The kinky coexist campaign isn't just some logo or design for people to get behind because it's cool. It was designed to remind each other that we exist together, all of us. The sensualists and the sadists, the leatherfolks and the kinksters, the old and the new.
Instead of simply tolerating each other, we should be fighting for each others' rights to do what we do. Not "your kink is not my kink and that's okay," but "your kink is not my kink and I'll still stand up for you regardless!"
We may not be at a point where people are being killed for their fetishes anymore, but the division is killing our communities. We've got to stop making excuses for the broken stairs while claiming that we "police our own." Stop talking about "old guard" vs "new guard," newbie vs master, and so on.
Stop just existing and start coexisting.
In September of 2015 my partner and I competed for the local power exchange title, and didn't win. Since that time I've had a few things that have bothered me, and I've kept them to myself for the most part. Since traveling to more title events and seeing the same things that bothered me, continue to happen to others, I've decided to throw this out there.
As kink and BDSM become more popular, app designers are working to try to provide the best social media and/or dating apps they can. For those looking to find a kink based app, it can be tricky finding one that fits your needs.
To help you out, I'm going to review 4 of the more popular kink/BDSM apps: Fetlife, Whiplr, Knki, and Vanilla Umbrella.
That moment when you watch a video about someone in a nearby community passing, and even though you never knew the man himself, you feel like you've lost a dear friend. There is a bond that permeates through all leatherfolk, and it is that bond that makes describing what Leather (not the material) really is to newcomers so tough.
Leather can't, or perhaps shouldn't, be described through words. It should be felt and experienced. It's in the hug you give each other that says you're family, you're safe here, regardless of how long you've known each other. It's in the way you hold your head high during adversity, ensuring that those who need help aren't forgotten. It's in admitting when you were wrong, yet not letting that slow you down on the path to what is right. It's in the way we comfort each other through the hardest times of our lives just as intensely as through times of mediocrity and greatness. It's in making strangers part of the family, because you all share that common soul: Leather.

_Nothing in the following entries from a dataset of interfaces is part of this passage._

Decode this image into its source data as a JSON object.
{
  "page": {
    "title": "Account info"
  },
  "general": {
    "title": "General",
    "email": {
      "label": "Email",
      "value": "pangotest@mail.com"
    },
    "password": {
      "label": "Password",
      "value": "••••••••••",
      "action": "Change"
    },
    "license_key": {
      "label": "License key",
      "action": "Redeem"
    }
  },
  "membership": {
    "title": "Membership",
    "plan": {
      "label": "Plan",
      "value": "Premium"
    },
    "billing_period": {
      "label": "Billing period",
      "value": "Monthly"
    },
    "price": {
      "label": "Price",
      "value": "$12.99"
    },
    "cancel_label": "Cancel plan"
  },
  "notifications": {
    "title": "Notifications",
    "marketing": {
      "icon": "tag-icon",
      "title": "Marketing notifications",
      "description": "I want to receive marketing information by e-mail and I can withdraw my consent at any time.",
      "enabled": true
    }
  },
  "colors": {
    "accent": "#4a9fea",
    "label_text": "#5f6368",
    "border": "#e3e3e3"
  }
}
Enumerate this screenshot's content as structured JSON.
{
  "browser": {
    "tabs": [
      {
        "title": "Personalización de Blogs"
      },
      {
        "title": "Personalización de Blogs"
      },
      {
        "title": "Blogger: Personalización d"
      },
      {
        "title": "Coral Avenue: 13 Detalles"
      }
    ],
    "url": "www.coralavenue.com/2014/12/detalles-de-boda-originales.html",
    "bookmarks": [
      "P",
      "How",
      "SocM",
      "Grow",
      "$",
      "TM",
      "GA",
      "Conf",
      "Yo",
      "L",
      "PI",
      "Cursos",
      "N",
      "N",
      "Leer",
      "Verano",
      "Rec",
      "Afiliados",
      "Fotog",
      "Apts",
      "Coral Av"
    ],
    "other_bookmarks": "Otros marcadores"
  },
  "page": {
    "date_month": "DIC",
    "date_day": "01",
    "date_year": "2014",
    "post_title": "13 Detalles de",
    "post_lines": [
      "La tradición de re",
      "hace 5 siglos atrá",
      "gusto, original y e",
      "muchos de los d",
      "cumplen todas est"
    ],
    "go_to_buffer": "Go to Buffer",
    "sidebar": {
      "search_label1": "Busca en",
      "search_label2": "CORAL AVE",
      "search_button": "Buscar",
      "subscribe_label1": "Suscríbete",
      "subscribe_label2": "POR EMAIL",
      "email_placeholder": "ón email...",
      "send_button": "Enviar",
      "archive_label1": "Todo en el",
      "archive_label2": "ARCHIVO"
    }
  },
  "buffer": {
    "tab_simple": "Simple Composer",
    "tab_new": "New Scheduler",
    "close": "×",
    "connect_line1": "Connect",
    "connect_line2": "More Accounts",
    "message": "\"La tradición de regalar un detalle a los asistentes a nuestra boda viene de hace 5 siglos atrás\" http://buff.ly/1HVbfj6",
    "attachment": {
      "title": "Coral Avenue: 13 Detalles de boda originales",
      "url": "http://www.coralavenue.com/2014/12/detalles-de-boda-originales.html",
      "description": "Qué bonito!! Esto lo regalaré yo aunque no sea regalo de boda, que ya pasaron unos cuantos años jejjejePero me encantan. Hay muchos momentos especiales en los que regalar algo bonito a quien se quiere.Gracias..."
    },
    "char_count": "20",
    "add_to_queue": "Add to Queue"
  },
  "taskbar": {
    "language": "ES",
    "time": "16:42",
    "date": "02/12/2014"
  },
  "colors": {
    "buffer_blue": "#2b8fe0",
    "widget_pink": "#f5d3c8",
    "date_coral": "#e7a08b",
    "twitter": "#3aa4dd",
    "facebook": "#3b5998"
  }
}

There's so much that goes into this lifestyle that we try to use to get ahead and better ourselves, that we often lose sight of the commonalities we share together. Everyday, this day especially though, I am thankful to have my fellow leather brothers and sisters.
Love one another and allow yourself to be loved in return.
Ignixia is an international kink and alternative sexuality educator. The following blog entries range from educational information and resources from her classes to daily musings had on things occurring in the world.